| EXERCISE |
Please set down the entries below once more, exactly.

⁂

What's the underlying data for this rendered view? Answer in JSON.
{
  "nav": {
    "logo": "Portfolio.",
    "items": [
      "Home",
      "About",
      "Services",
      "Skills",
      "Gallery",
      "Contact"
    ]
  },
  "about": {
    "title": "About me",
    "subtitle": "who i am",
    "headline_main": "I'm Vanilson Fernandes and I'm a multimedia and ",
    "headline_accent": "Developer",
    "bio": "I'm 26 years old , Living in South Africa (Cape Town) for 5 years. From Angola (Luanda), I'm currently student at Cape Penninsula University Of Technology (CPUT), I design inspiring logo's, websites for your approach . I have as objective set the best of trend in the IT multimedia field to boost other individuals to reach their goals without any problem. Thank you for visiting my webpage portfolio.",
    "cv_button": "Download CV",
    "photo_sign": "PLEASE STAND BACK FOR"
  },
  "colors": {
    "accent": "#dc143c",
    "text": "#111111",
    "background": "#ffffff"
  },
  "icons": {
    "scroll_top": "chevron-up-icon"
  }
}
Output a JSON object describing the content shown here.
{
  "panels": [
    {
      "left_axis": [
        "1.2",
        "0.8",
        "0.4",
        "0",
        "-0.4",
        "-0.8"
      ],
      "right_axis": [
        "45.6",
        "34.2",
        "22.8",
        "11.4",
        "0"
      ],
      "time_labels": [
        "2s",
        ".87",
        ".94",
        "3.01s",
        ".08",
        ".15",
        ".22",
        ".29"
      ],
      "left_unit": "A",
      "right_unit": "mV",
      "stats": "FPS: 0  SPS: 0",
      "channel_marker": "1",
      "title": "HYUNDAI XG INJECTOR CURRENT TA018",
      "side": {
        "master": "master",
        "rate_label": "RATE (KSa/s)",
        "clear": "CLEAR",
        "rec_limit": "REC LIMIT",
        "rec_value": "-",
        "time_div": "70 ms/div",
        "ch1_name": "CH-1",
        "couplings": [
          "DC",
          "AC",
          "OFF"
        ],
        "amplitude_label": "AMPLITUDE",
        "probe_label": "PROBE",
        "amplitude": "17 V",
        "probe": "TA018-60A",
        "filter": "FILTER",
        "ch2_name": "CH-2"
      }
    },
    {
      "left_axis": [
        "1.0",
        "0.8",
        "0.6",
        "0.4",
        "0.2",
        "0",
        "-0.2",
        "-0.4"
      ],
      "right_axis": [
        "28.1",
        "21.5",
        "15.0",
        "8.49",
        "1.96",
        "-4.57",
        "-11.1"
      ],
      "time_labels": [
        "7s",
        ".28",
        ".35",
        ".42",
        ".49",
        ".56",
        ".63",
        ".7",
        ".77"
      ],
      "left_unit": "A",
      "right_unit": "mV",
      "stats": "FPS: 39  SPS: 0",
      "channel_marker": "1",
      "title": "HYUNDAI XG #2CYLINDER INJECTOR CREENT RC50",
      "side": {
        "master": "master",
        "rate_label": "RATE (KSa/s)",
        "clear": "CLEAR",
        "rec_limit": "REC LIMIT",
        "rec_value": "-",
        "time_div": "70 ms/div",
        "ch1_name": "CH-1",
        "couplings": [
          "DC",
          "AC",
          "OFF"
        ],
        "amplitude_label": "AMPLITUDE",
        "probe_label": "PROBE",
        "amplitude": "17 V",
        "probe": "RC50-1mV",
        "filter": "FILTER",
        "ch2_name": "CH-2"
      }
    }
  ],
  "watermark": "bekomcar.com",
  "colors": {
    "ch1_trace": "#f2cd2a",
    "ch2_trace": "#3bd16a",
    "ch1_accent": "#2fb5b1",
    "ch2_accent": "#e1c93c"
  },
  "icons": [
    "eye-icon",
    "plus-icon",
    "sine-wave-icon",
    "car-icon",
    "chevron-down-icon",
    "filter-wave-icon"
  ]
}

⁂

| RESULT |
What's the underlying data for this rendered view? Answer in JSON.
{
  "nav": {
    "logo": "Portfolio.",
    "items": [
      "Home",
      "About",
      "Services",
      "Skills",
      "Gallery",
      "Contact"
    ]
  },
  "about": {
    "title": "About me",
    "subtitle": "who i am",
    "headline_main": "I'm Vanilson Fernandes and I'm a multimedia and ",
    "headline_accent": "Developer",
    "bio": "I'm 26 years old , Living in South Africa (Cape Town) for 5 years. From Angola (Luanda), I'm currently student at Cape Penninsula University Of Technology (CPUT), I design inspiring logo's, websites for your approach . I have as objective set the best of trend in the IT multimedia field to boost other individuals to reach their goals without any problem. Thank you for visiting my webpage portfolio.",
    "cv_button": "Download CV",
    "photo_sign": "PLEASE STAND BACK FOR"
  },
  "colors": {
    "accent": "#dc143c",
    "text": "#111111",
    "background": "#ffffff"
  },
  "icons": {
    "scroll_top": "chevron-up-icon"
  }
}
Output a JSON object describing the content shown here.
{
  "panels": [
    {
      "left_axis": [
        "1.2",
        "0.8",
        "0.4",
        "0",
        "-0.4",
        "-0.8"
      ],
      "right_axis": [
        "45.6",
        "34.2",
        "22.8",
        "11.4",
        "0"
      ],
      "time_labels": [
        "2s",
        ".87",
        ".94",
        "3.01s",
        ".08",
        ".15",
        ".22",
        ".29"
      ],
      "left_unit": "A",
      "right_unit": "mV",
      "stats": "FPS: 0  SPS: 0",
      "channel_marker": "1",
      "title": "HYUNDAI XG INJECTOR CURRENT TA018",
      "side": {
        "master": "master",
        "rate_label": "RATE (KSa/s)",
        "clear": "CLEAR",
        "rec_limit": "REC LIMIT",
        "rec_value": "-",
        "time_div": "70 ms/div",
        "ch1_name": "CH-1",
        "couplings": [
          "DC",
          "AC",
          "OFF"
        ],
        "amplitude_label": "AMPLITUDE",
        "probe_label": "PROBE",
        "amplitude": "17 V",
        "probe": "TA018-60A",
        "filter": "FILTER",
        "ch2_name": "CH-2"
      }
    },
    {
      "left_axis": [
        "1.0",
        "0.8",
        "0.6",
        "0.4",
        "0.2",
        "0",
        "-0.2",
        "-0.4"
      ],
      "right_axis": [
        "28.1",
        "21.5",
        "15.0",
        "8.49",
        "1.96",
        "-4.57",
        "-11.1"
      ],
      "time_labels": [
        "7s",
        ".28",
        ".35",
        ".42",
        ".49",
        ".56",
        ".63",
        ".7",
        ".77"
      ],
      "left_unit": "A",
      "right_unit": "mV",
      "stats": "FPS: 39  SPS: 0",
      "channel_marker": "1",
      "title": "HYUNDAI XG #2CYLINDER INJECTOR CREENT RC50",
      "side": {
        "master": "master",
        "rate_label": "RATE (KSa/s)",
        "clear": "CLEAR",
        "rec_limit": "REC LIMIT",
        "rec_value": "-",
        "time_div": "70 ms/div",
        "ch1_name": "CH-1",
        "couplings": [
          "DC",
          "AC",
          "OFF"
        ],
        "amplitude_label": "AMPLITUDE",
        "probe_label": "PROBE",
        "amplitude": "17 V",
        "probe": "RC50-1mV",
        "filter": "FILTER",
        "ch2_name": "CH-2"
      }
    }
  ],
  "watermark": "bekomcar.com",
  "colors": {
    "ch1_trace": "#f2cd2a",
    "ch2_trace": "#3bd16a",
    "ch1_accent": "#2fb5b1",
    "ch2_accent": "#e1c93c"
  },
  "icons": [
    "eye-icon",
    "plus-icon",
    "sine-wave-icon",
    "car-icon",
    "chevron-down-icon",
    "filter-wave-icon"
  ]
}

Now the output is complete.